[[ Supplied data, beginning ]]

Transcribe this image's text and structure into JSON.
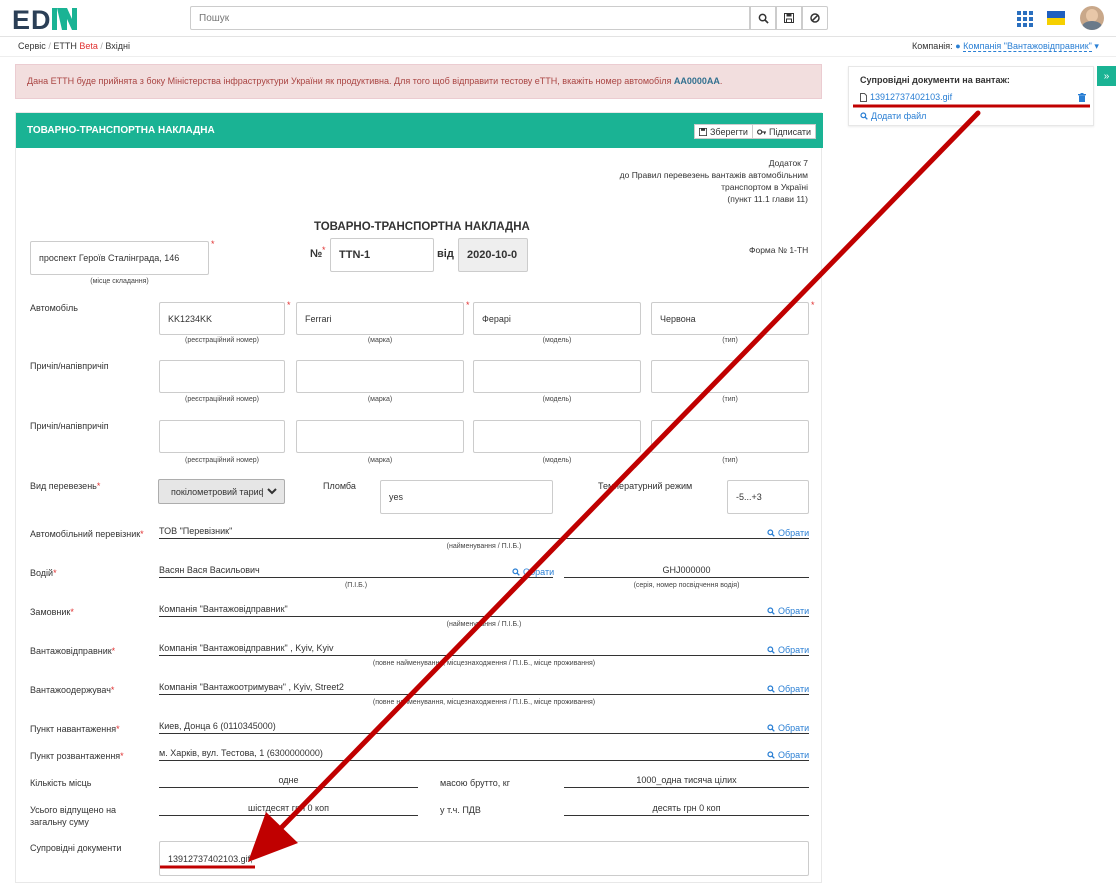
{
  "header": {
    "logo_text": "EDIN",
    "search_placeholder": "Пошук"
  },
  "breadcrumb": {
    "items": [
      "Сервіс",
      "ЕТТН",
      "Beta",
      "Вхідні"
    ],
    "company_label": "Компанія:",
    "company_value": "Компанія \"Вантажовідправник\""
  },
  "alert": {
    "text": "Дана ЕТТН буде прийнята з боку Міністерства інфраструктури України як продуктивна. Для того щоб відправити тестову еТТН, вкажіть номер автомобіля ",
    "plate": "AA0000AA",
    "end": "."
  },
  "panel": {
    "title": "ТОВАРНО-ТРАНСПОРТНА НАКЛАДНА",
    "save_label": "Зберегти",
    "sign_label": "Підписати"
  },
  "doc": {
    "annex": [
      "Додаток 7",
      "до Правил перевезень вантажів автомобільним",
      "транспортом в Україні",
      "(пункт 11.1 глави 11)"
    ],
    "title": "ТОВАРНО-ТРАНСПОРТНА НАКЛАДНА",
    "place_value": "проспект Героїв Сталінграда, 146",
    "place_caption": "(місце складання)",
    "num_label": "№",
    "num_value": "TTN-1",
    "date_label": "від",
    "date_value": "2020-10-0",
    "form_label": "Форма № 1-ТН",
    "vehicle_label": "Автомобіль",
    "trailer1_label": "Причіп/напівпричіп",
    "trailer2_label": "Причіп/напівпричіп",
    "vehicle": {
      "reg": "KK1234KK",
      "brand": "Ferrari",
      "model": "Ферарі",
      "type": "Червона"
    },
    "caps": {
      "reg": "(реєстраційний номер)",
      "brand": "(марка)",
      "model": "(модель)",
      "type": "(тип)"
    },
    "transport_label": "Вид перевезень",
    "transport_value": "покілометровий тариф",
    "seal_label": "Пломба",
    "seal_value": "yes",
    "temp_label": "Температурний режим",
    "temp_value": "-5...+3",
    "carrier_label": "Автомобільний перевізник",
    "carrier_value": "ТОВ \"Перевізник\"",
    "carrier_caption": "(найменування / П.І.Б.)",
    "driver_label": "Водій",
    "driver_value": "Васян Вася Васильович",
    "driver_caption": "(П.І.Б.)",
    "license_value": "GHJ000000",
    "license_caption": "(серія, номер посвідчення водія)",
    "customer_label": "Замовник",
    "customer_value": "Компанія \"Вантажовідправник\"",
    "customer_caption": "(найменування / П.І.Б.)",
    "shipper_label": "Вантажовідправник",
    "shipper_value": "Компанія \"Вантажовідправник\" , Kyiv, Kyiv",
    "shipper_caption": "(повне найменування, місцезнаходження / П.І.Б., місце проживання)",
    "consignee_label": "Вантажоодержувач",
    "consignee_value": "Компанія \"Вантажоотримувач\" , Kyiv, Street2",
    "consignee_caption": "(повне найменування, місцезнаходження / П.І.Б., місце проживання)",
    "load_label": "Пункт навантаження",
    "load_value": "Киев, Донца 6 (0110345000)",
    "unload_label": "Пункт розвантаження",
    "unload_value": "м. Харків, вул. Тестова, 1 (6300000000)",
    "qty_label": "Кількість місць",
    "qty_value": "одне",
    "gross_label": "масою брутто, кг",
    "gross_value": "1000_одна тисяча цілих",
    "total_label": "Усього відпущено на загальну суму",
    "total_value": "шістдесят грн 0 коп",
    "vat_label": "у т.ч. ПДВ",
    "vat_value": "десять грн 0 коп",
    "docs_label": "Супровідні документи",
    "docs_value": "13912737402103.gif;",
    "pick_label": "Обрати"
  },
  "side": {
    "title": "Супровідні документи на вантаж:",
    "file": "13912737402103.gif",
    "add_label": "Додати файл",
    "toggle": "»"
  },
  "colors": {
    "accent": "#1ab394",
    "link": "#2a7fd4",
    "required": "#e03131",
    "annotation": "#c00000"
  }
}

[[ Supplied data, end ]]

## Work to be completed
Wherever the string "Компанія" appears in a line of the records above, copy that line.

## Result
    "company_label": "Компанія:",
    "company_value": "Компанія \"Вантажовідправник\""
    "customer_value": "Компанія \"Вантажовідправник\"",
    "shipper_value": "Компанія \"Вантажовідправник\" , Kyiv, Kyiv",
    "consignee_value": "Компанія \"Вантажоотримувач\" , Kyiv, Street2",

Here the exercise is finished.